China requires Catholic leaders to register with the patriotic association, and some bishops have refused. On some levels, this has led to so-called unofficial or underground and official or registered communities within the Catholic Church.
But Cardinal Tong said Catholics in both communities “are actively seeking and expressing complete communion and unity with the universal Church.”
Although some bishops were ordained without the permission of the Pope, “they still make every effort to explain to the Pope afterwards and ask for his understanding and acceptance,” the cardinal said. “Of course, if all the requirements are fulfilled, they will be absolved, accepted and probably be entrusted with the power to govern dioceses.”
The cardinal noted that seven bishops are currently “under the condition of excommunication” because of their illegitimate consecrations as bishops; some also have problems with moral conduct. Cardinal Tong said Pope Francis can lift the excommunications, if conditions permit, and the issues of moral problems would most likely be dealt with separately.
To be pardoned, offending bishops must write to the Pope asking for pardon and showing willingness to be in communion with the Church.
“According to reliable information, all of these seven illegitimately ordained bishops have already sent letters to the Pope. They have expressed their willingness to submit themselves to the Pope unconditionally and have pleaded for forgiveness,” Cardinal Tong said.
However, the situation could be complicated if the Vatican has already granted another bishop permission to run a diocese that an excommunicated bishop is running. Cardinal Tong said these and other factors might mean resolution of this issue will take more time.
Another issue that will take more dialogue is China’s recognition of those bishops who have refused to register with the government.
Cardinal Tong said the unofficial Church community is the result of a special political and historical period.
“There was no mutual trust between the Holy See and Beijing, and this indirectly led to a lack of trust between the government and the unofficial community bishops, who insisted on the Church’s principles. Should there be an agreement between the Holy See and China on the appointment of bishops, that will imply considerable mutual trust between the parties [and] the bishops of the unofficial communities would no longer be regarded as the opposition for insisting on religious principles,” Cardinal Tong said.
The cardinal anticipated arguments that China could not deal with the Catholic Church without looking at the situation of other ethnic groups and religions; for instance, the problems of Tibet and Xinjiang.
However, he said, people in those regions want autonomy or independence, which the Catholic Church is not seeking.
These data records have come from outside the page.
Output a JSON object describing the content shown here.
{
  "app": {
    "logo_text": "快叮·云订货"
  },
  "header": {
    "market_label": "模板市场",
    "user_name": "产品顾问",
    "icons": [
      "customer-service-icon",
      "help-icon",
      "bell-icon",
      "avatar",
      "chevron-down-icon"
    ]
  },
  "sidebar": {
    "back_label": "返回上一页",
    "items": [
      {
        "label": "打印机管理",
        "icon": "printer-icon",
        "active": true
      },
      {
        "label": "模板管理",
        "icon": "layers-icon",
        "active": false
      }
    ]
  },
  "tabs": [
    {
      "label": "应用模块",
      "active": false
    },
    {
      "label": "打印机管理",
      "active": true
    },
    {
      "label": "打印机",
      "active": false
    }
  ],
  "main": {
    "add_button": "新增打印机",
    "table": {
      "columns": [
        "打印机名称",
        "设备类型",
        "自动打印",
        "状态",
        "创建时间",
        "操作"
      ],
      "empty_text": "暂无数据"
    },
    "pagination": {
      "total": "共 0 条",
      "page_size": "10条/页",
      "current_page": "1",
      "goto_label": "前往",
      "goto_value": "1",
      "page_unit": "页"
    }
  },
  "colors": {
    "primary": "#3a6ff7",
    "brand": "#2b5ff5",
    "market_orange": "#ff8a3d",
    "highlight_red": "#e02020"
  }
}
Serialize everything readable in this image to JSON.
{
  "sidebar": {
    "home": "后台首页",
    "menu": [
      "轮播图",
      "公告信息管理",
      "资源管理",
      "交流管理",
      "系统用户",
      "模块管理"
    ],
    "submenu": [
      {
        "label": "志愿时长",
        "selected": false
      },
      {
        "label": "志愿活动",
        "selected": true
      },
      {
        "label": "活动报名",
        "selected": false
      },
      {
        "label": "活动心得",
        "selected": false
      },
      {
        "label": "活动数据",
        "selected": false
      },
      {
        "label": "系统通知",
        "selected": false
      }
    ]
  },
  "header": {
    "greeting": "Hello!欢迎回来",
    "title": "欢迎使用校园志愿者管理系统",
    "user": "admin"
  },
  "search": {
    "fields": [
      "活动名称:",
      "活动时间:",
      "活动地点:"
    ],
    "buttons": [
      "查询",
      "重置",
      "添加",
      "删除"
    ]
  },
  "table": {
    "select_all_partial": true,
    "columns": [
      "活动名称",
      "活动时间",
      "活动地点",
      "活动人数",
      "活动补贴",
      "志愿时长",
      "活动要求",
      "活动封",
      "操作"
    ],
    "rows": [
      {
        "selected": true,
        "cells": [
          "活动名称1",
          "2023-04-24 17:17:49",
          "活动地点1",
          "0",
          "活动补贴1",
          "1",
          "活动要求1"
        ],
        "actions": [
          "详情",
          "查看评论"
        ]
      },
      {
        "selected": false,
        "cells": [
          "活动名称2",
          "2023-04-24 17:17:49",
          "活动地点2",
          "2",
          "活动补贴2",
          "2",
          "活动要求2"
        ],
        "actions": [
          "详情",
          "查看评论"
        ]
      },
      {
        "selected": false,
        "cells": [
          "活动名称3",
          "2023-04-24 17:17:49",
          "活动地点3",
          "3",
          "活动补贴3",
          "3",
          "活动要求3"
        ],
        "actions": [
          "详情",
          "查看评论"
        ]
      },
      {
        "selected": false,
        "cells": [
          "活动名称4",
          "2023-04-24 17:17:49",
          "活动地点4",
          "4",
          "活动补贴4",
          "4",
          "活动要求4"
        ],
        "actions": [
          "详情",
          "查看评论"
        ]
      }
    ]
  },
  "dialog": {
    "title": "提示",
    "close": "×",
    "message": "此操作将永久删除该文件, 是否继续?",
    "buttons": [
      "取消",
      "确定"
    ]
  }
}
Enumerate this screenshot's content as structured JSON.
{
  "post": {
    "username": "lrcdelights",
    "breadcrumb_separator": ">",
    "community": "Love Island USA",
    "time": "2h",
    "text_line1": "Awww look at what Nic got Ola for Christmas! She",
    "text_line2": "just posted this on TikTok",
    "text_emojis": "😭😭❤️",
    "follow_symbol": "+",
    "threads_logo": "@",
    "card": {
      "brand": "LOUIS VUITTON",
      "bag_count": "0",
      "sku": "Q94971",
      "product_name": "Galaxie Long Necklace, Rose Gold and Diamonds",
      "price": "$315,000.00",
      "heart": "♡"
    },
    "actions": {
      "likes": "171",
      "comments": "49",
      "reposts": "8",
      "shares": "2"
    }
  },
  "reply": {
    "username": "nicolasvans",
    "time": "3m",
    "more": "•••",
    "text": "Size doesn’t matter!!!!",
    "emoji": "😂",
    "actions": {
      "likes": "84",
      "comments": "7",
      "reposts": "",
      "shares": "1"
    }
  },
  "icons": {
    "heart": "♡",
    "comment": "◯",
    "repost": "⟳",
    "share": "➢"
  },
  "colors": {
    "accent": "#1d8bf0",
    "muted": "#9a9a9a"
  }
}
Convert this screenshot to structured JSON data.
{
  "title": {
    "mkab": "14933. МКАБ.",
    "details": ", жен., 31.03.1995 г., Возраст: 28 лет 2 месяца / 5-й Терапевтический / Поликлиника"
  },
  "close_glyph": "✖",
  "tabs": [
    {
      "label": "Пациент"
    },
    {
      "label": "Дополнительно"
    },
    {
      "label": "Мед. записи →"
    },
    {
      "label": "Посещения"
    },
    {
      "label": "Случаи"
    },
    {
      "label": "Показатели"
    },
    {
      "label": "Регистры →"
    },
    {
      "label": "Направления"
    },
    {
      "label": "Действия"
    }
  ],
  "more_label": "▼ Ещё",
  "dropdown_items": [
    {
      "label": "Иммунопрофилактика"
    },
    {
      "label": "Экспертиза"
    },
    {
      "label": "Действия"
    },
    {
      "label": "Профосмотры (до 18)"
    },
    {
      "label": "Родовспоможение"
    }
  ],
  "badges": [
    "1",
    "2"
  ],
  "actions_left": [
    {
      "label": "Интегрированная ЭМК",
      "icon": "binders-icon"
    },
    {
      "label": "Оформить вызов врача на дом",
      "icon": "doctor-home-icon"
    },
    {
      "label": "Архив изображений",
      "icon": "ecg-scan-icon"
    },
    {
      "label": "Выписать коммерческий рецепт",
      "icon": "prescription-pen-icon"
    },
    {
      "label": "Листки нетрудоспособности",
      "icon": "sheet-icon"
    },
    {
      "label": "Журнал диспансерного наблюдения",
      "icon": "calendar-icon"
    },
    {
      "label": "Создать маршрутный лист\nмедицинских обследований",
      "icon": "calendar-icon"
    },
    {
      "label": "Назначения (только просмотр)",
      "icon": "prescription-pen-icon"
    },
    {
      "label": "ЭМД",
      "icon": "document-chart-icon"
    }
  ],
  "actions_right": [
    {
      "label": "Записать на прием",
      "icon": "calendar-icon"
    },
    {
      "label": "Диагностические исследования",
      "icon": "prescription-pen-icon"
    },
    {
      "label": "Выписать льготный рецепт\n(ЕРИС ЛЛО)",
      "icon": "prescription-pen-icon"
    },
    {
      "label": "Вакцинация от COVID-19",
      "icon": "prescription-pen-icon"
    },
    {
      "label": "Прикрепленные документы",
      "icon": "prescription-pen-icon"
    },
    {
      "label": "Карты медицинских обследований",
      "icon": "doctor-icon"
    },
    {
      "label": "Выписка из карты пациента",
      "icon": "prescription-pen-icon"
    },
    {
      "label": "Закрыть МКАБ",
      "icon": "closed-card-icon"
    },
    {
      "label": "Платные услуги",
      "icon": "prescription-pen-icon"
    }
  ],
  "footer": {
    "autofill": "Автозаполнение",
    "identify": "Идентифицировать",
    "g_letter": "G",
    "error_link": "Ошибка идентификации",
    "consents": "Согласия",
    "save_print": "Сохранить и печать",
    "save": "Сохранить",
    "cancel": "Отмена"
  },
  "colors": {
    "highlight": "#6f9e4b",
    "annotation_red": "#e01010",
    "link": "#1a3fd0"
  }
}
“The Chinese Catholic faithful are generally patriotic, good citizens, who are not willing to engage in political activity,” Cardinal Tong said. “They are people who will not threaten political and social stability, and the Chinese rulers understand this perfectly. Therefore, they will not put the problems of the Catholic Church and the problems of Tibet and Xinjiang together on the same level.”
Cardinal Tong said he understood that, even with these changes, the Church would not have complete freedom as in other countries.
“The choices in front of us are either to embrace the essential freedom now and become an imperfect, but true Church, then struggle for complete freedom in the hope of moving toward a perfect Church, or we give up essential freedom and have nothing at all, and then wait for complete freedom – but no one knows when this will ever happen. In fact, the moral principle of the Church teaches us to choose the lesser of two evils.
“Therefore, under the teaching of the principle of healthy realism that Pope Francis teaches us, it is clear which path the Catholic Church in China ought to take,” he said.